### Records for this exercise
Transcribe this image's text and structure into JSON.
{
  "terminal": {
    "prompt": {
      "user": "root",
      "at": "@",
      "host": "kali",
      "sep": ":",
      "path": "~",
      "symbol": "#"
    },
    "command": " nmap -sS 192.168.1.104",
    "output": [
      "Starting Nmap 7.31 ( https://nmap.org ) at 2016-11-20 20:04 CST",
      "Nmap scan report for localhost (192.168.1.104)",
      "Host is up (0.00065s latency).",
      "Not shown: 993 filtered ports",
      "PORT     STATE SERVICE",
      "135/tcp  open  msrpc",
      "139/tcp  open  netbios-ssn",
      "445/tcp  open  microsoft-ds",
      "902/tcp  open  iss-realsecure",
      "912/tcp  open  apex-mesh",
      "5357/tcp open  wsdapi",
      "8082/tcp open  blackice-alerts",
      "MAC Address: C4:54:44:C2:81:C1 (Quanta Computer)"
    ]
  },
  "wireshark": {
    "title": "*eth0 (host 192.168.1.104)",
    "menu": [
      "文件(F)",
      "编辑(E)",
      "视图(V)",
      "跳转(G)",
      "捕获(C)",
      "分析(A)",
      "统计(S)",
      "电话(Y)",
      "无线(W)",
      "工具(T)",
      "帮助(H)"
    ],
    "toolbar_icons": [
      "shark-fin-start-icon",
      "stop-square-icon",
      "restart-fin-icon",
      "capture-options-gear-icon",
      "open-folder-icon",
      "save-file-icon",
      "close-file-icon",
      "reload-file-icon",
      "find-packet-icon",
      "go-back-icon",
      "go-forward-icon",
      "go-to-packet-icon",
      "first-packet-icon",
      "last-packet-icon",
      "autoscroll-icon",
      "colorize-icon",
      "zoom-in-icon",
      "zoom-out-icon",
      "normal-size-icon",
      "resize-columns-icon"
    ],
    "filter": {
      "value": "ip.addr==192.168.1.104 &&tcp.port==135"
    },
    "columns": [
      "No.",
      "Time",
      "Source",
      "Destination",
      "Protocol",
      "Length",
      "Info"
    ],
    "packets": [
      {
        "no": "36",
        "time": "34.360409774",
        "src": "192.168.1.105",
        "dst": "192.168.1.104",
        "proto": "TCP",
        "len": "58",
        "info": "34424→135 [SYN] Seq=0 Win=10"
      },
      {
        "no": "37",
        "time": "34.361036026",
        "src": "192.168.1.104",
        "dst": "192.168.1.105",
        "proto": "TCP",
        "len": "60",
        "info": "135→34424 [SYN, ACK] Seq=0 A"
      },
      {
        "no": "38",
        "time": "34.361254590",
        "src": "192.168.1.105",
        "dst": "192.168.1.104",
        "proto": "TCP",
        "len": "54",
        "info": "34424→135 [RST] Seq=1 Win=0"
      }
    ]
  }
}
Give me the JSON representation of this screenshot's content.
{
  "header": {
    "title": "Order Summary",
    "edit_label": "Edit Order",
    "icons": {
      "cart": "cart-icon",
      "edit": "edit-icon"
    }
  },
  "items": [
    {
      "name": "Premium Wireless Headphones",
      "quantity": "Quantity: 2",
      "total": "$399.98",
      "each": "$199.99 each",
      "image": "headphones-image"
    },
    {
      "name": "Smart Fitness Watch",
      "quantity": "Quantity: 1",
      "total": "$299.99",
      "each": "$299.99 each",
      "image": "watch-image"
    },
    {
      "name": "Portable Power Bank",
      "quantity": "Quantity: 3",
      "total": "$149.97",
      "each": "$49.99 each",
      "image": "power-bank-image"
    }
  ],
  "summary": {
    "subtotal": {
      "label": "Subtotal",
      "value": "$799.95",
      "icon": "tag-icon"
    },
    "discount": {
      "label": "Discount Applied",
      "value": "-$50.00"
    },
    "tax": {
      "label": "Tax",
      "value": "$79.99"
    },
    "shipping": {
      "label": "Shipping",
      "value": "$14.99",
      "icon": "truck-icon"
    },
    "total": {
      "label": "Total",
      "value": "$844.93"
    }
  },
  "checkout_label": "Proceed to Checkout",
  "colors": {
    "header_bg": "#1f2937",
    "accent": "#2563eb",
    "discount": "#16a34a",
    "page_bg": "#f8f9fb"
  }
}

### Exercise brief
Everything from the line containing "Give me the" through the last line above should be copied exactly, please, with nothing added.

### Answer area
Give me the JSON representation of this screenshot's content.
{
  "header": {
    "title": "Order Summary",
    "edit_label": "Edit Order",
    "icons": {
      "cart": "cart-icon",
      "edit": "edit-icon"
    }
  },
  "items": [
    {
      "name": "Premium Wireless Headphones",
      "quantity": "Quantity: 2",
      "total": "$399.98",
      "each": "$199.99 each",
      "image": "headphones-image"
    },
    {
      "name": "Smart Fitness Watch",
      "quantity": "Quantity: 1",
      "total": "$299.99",
      "each": "$299.99 each",
      "image": "watch-image"
    },
    {
      "name": "Portable Power Bank",
      "quantity": "Quantity: 3",
      "total": "$149.97",
      "each": "$49.99 each",
      "image": "power-bank-image"
    }
  ],
  "summary": {
    "subtotal": {
      "label": "Subtotal",
      "value": "$799.95",
      "icon": "tag-icon"
    },
    "discount": {
      "label": "Discount Applied",
      "value": "-$50.00"
    },
    "tax": {
      "label": "Tax",
      "value": "$79.99"
    },
    "shipping": {
      "label": "Shipping",
      "value": "$14.99",
      "icon": "truck-icon"
    },
    "total": {
      "label": "Total",
      "value": "$844.93"
    }
  },
  "checkout_label": "Proceed to Checkout",
  "colors": {
    "header_bg": "#1f2937",
    "accent": "#2563eb",
    "discount": "#16a34a",
    "page_bg": "#f8f9fb"
  }
}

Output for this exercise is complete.